What is needed. The answer should consist of the full listing below, repeated exactly and free of pictures.
- - - -
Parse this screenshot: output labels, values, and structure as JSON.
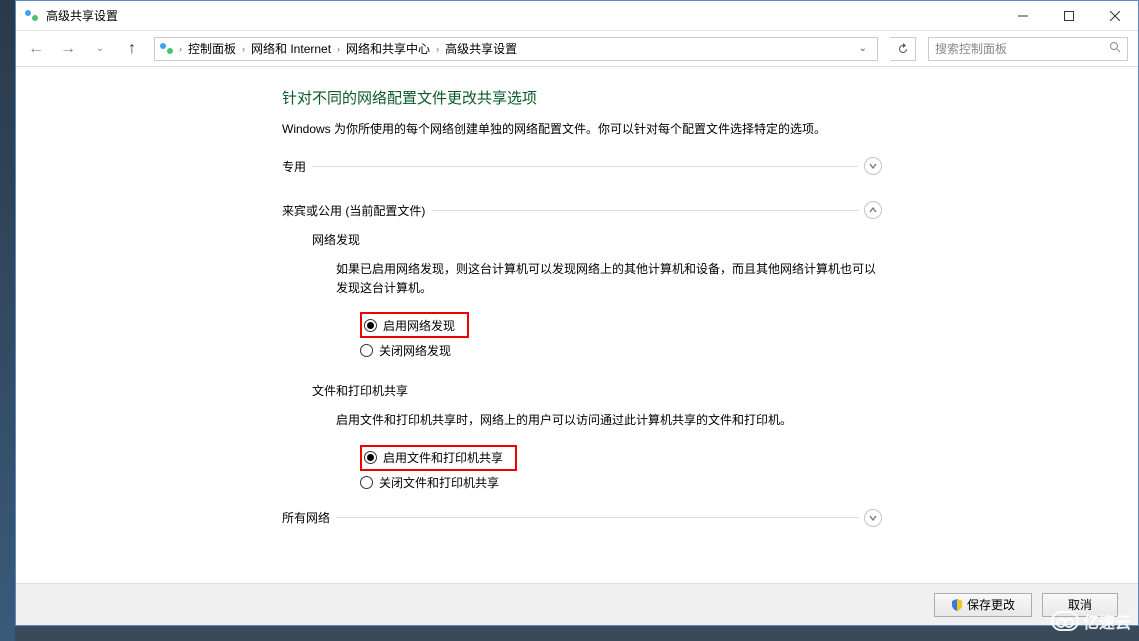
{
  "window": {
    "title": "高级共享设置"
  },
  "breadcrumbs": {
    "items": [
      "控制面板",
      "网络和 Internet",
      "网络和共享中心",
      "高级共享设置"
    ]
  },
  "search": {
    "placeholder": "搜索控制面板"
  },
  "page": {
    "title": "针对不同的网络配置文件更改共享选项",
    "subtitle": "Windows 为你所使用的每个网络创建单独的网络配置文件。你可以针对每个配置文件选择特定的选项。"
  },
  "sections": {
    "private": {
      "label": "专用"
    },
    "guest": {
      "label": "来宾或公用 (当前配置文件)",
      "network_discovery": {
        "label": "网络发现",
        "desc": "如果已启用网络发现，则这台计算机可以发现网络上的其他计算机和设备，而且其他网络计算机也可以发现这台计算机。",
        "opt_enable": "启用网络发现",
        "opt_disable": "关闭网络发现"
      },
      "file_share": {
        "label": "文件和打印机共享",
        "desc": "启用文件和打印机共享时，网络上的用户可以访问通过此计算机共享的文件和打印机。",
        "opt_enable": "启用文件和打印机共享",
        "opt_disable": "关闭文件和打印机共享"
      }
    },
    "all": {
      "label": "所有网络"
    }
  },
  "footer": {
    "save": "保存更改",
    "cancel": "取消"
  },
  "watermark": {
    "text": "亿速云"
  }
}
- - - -
Exercise solution.
Parse this screenshot: output labels, values, and structure as JSON.
{
  "window": {
    "title": "高级共享设置"
  },
  "breadcrumbs": {
    "items": [
      "控制面板",
      "网络和 Internet",
      "网络和共享中心",
      "高级共享设置"
    ]
  },
  "search": {
    "placeholder": "搜索控制面板"
  },
  "page": {
    "title": "针对不同的网络配置文件更改共享选项",
    "subtitle": "Windows 为你所使用的每个网络创建单独的网络配置文件。你可以针对每个配置文件选择特定的选项。"
  },
  "sections": {
    "private": {
      "label": "专用"
    },
    "guest": {
      "label": "来宾或公用 (当前配置文件)",
      "network_discovery": {
        "label": "网络发现",
        "desc": "如果已启用网络发现，则这台计算机可以发现网络上的其他计算机和设备，而且其他网络计算机也可以发现这台计算机。",
        "opt_enable": "启用网络发现",
        "opt_disable": "关闭网络发现"
      },
      "file_share": {
        "label": "文件和打印机共享",
        "desc": "启用文件和打印机共享时，网络上的用户可以访问通过此计算机共享的文件和打印机。",
        "opt_enable": "启用文件和打印机共享",
        "opt_disable": "关闭文件和打印机共享"
      }
    },
    "all": {
      "label": "所有网络"
    }
  },
  "footer": {
    "save": "保存更改",
    "cancel": "取消"
  },
  "watermark": {
    "text": "亿速云"
  }
}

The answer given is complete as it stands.